"A very interesting Australian disc and a significant leap beyond their first effort, which was good enough. This one finds a real identity in that area where jazz seeks to engage with other modern forms.
There was a time when popular music had to get with jazz because jazz was the energy of the times. All the great popular composers were influenced and they influenced jazz in turn. Jazz continues to develop, in a kind of underground where it cannot help but interact -not only with rock, but with other undergrounds.
The first track here is based on an Aboriginal melody and is voiced in long, unison harmony tones on trumpet and soprano saxophone. These sound almost electronic, and the bumping, dancing, popping and oddly detached rhythm accompaniment subtly suggests techno music.
In fact, nothing here is exactly like any other kind of music, but strong affinities are established. Unison trumpet and soprano carry most of the tunes -a wonderfully bright, polished sound which becomes haunting and plangent at times. Some of these melodies are like the kind of jazz the mutant band played in the original Star Wars movie.
Others are long-toned repeating shapes, rather like Miles Davis's version of Nefertiti. A piece by bassist Alex Hewetson sounds initially like courtly Renaissance music. It develops martial and pagan overtones and ends with one of the few points of hard, blasting, congested energy on the disc.

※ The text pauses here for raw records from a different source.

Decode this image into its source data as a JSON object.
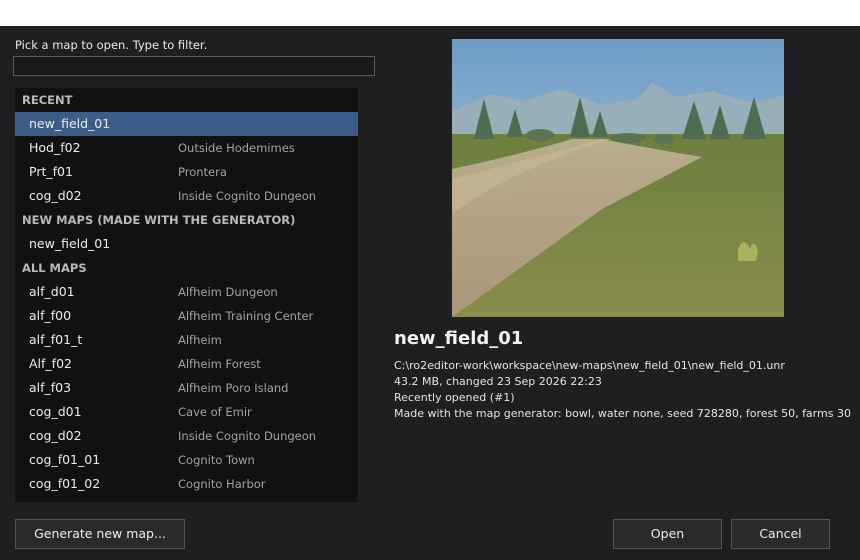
{
  "dialog": {
    "prompt": "Pick a map to open.  Type to filter.",
    "filter_value": ""
  },
  "list": {
    "recent_header": "RECENT",
    "recent": [
      {
        "name": "new_field_01",
        "desc": ""
      },
      {
        "name": "Hod_f02",
        "desc": "Outside Hodemimes"
      },
      {
        "name": "Prt_f01",
        "desc": "Prontera"
      },
      {
        "name": "cog_d02",
        "desc": "Inside Cognito Dungeon"
      }
    ],
    "new_header": "NEW MAPS (MADE WITH THE GENERATOR)",
    "new_maps": [
      {
        "name": "new_field_01",
        "desc": ""
      }
    ],
    "all_header": "ALL MAPS",
    "all_maps": [
      {
        "name": "alf_d01",
        "desc": "Alfheim Dungeon"
      },
      {
        "name": "alf_f00",
        "desc": "Alfheim Training Center"
      },
      {
        "name": "alf_f01_t",
        "desc": "Alfheim"
      },
      {
        "name": "Alf_f02",
        "desc": "Alfheim Forest"
      },
      {
        "name": "alf_f03",
        "desc": "Alfheim Poro Island"
      },
      {
        "name": "cog_d01",
        "desc": "Cave of Emir"
      },
      {
        "name": "cog_d02",
        "desc": "Inside Cognito Dungeon"
      },
      {
        "name": "cog_f01_01",
        "desc": "Cognito Town"
      },
      {
        "name": "cog_f01_02",
        "desc": "Cognito Harbor"
      }
    ]
  },
  "info": {
    "title": "new_field_01",
    "path": "C:\\ro2editor-work\\workspace\\new-maps\\new_field_01\\new_field_01.unr",
    "size_changed": "43.2 MB, changed 23 Sep 2026 22:23",
    "recent": "Recently opened (#1)",
    "generator": "Made with the map generator: bowl, water none, seed 728280, forest 50, farms 30"
  },
  "buttons": {
    "generate": "Generate new map...",
    "open": "Open",
    "cancel": "Cancel"
  },
  "colors": {
    "selection": "#3c5d8a",
    "background": "#1f1f21",
    "list_background": "#111112"
  }
}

A11-out jazz solos are deployed sparingly, too, but when either trumpeter Phil Slater or saxophonist Rick Robertson lets rip the energy fairly blazes. Likewise, the rhythm team of drummer Simon Barker and percussionist Aykho Ahkrif are sparing with the full barrage, which, when it comes, is all the more effective. Matt McMahon is effectively minimal throughout on electric and grand piano.
Baecastuff is something else."